▼

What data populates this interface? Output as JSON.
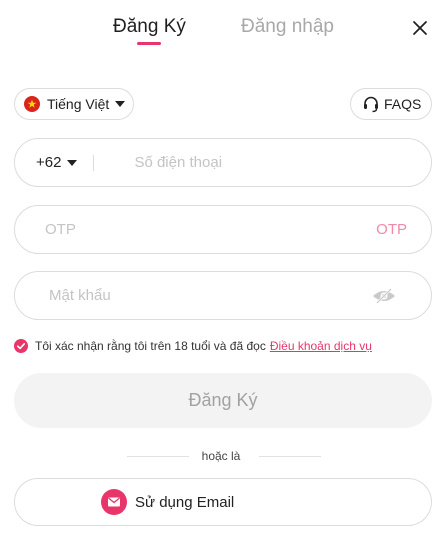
{
  "tabs": {
    "register": "Đăng Ký",
    "login": "Đăng nhập"
  },
  "language": {
    "label": "Tiếng Việt",
    "flag": "vietnam-flag-icon"
  },
  "faqs": {
    "label": "FAQS",
    "icon": "headset-icon"
  },
  "phone": {
    "country_code": "+62",
    "placeholder": "Số điện thoại"
  },
  "otp": {
    "placeholder": "OTP",
    "link_label": "OTP"
  },
  "password": {
    "placeholder": "Mật khẩu",
    "toggle_icon": "eye-hidden-icon"
  },
  "agreement": {
    "checked": true,
    "text": "Tôi xác nhận rằng tôi trên 18 tuổi và đã đọc",
    "link": "Điều khoản dịch vụ"
  },
  "submit": {
    "label": "Đăng Ký"
  },
  "separator": {
    "text": "hoặc là"
  },
  "email_option": {
    "label": "Sử dụng Email",
    "icon": "mail-icon"
  },
  "colors": {
    "accent": "#e8366b",
    "otp_link": "#f08aa6",
    "inactive_tab": "#a8a8a8",
    "disabled_button_bg": "#f3f3f3",
    "disabled_button_text": "#a2a2a2",
    "border": "#dcdcdc",
    "flag_red": "#da251d",
    "flag_star": "#ffde00"
  }
}
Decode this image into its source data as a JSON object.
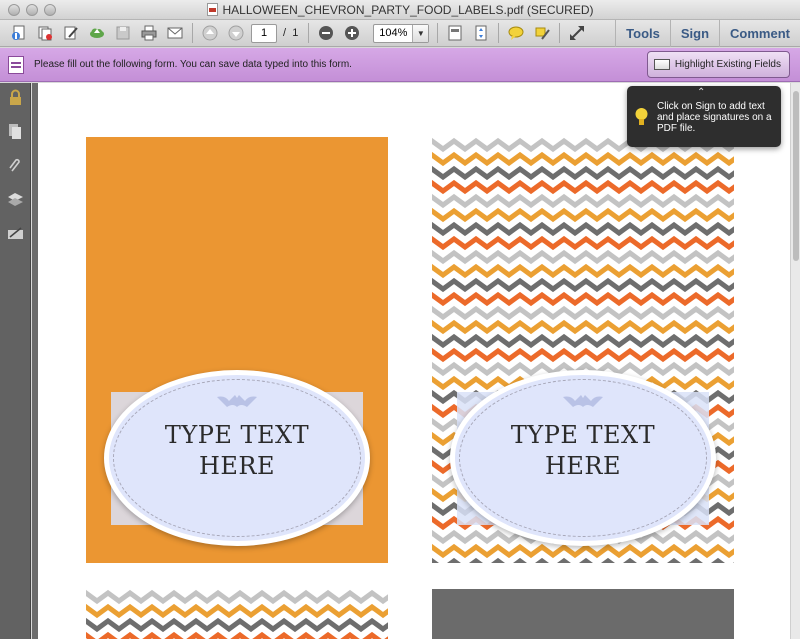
{
  "window": {
    "title": "HALLOWEEN_CHEVRON_PARTY_FOOD_LABELS.pdf (SECURED)"
  },
  "toolbar": {
    "page_current": "1",
    "page_separator": "/",
    "page_total": "1",
    "zoom": "104%",
    "tools_label": "Tools",
    "sign_label": "Sign",
    "comment_label": "Comment"
  },
  "formbar": {
    "message": "Please fill out the following form. You can save data typed into this form.",
    "highlight_label": "Highlight Existing Fields"
  },
  "tooltip": {
    "text": "Click on Sign to add text and place signatures on a PDF file."
  },
  "labels": [
    {
      "line1": "TYPE TEXT",
      "line2": "HERE"
    },
    {
      "line1": "TYPE TEXT",
      "line2": "HERE"
    }
  ],
  "colors": {
    "orange": "#eb9632",
    "chevron_orange": "#ec6a2a",
    "chevron_gold": "#eba033",
    "chevron_gray": "#6e6e6e",
    "chevron_light": "#c3c3c3",
    "formbar": "#c48fd7",
    "accent": "#3a5a85"
  }
}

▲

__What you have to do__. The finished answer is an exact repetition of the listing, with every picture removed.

__Task answer__.
What data populates this interface? Output as JSON.
{
  "tabs": {
    "register": "Đăng Ký",
    "login": "Đăng nhập"
  },
  "language": {
    "label": "Tiếng Việt",
    "flag": "vietnam-flag-icon"
  },
  "faqs": {
    "label": "FAQS",
    "icon": "headset-icon"
  },
  "phone": {
    "country_code": "+62",
    "placeholder": "Số điện thoại"
  },
  "otp": {
    "placeholder": "OTP",
    "link_label": "OTP"
  },
  "password": {
    "placeholder": "Mật khẩu",
    "toggle_icon": "eye-hidden-icon"
  },
  "agreement": {
    "checked": true,
    "text": "Tôi xác nhận rằng tôi trên 18 tuổi và đã đọc",
    "link": "Điều khoản dịch vụ"
  },
  "submit": {
    "label": "Đăng Ký"
  },
  "separator": {
    "text": "hoặc là"
  },
  "email_option": {
    "label": "Sử dụng Email",
    "icon": "mail-icon"
  },
  "colors": {
    "accent": "#e8366b",
    "otp_link": "#f08aa6",
    "inactive_tab": "#a8a8a8",
    "disabled_button_bg": "#f3f3f3",
    "disabled_button_text": "#a2a2a2",
    "border": "#dcdcdc",
    "flag_red": "#da251d",
    "flag_star": "#ffde00"
  }
}
Decode this image into its source data as a JSON object.
{
  "window": {
    "title": "HALLOWEEN_CHEVRON_PARTY_FOOD_LABELS.pdf (SECURED)"
  },
  "toolbar": {
    "page_current": "1",
    "page_separator": "/",
    "page_total": "1",
    "zoom": "104%",
    "tools_label": "Tools",
    "sign_label": "Sign",
    "comment_label": "Comment"
  },
  "formbar": {
    "message": "Please fill out the following form. You can save data typed into this form.",
    "highlight_label": "Highlight Existing Fields"
  },
  "tooltip": {
    "text": "Click on Sign to add text and place signatures on a PDF file."
  },
  "labels": [
    {
      "line1": "TYPE TEXT",
      "line2": "HERE"
    },
    {
      "line1": "TYPE TEXT",
      "line2": "HERE"
    }
  ],
  "colors": {
    "orange": "#eb9632",
    "chevron_orange": "#ec6a2a",
    "chevron_gold": "#eba033",
    "chevron_gray": "#6e6e6e",
    "chevron_light": "#c3c3c3",
    "formbar": "#c48fd7",
    "accent": "#3a5a85"
  }
}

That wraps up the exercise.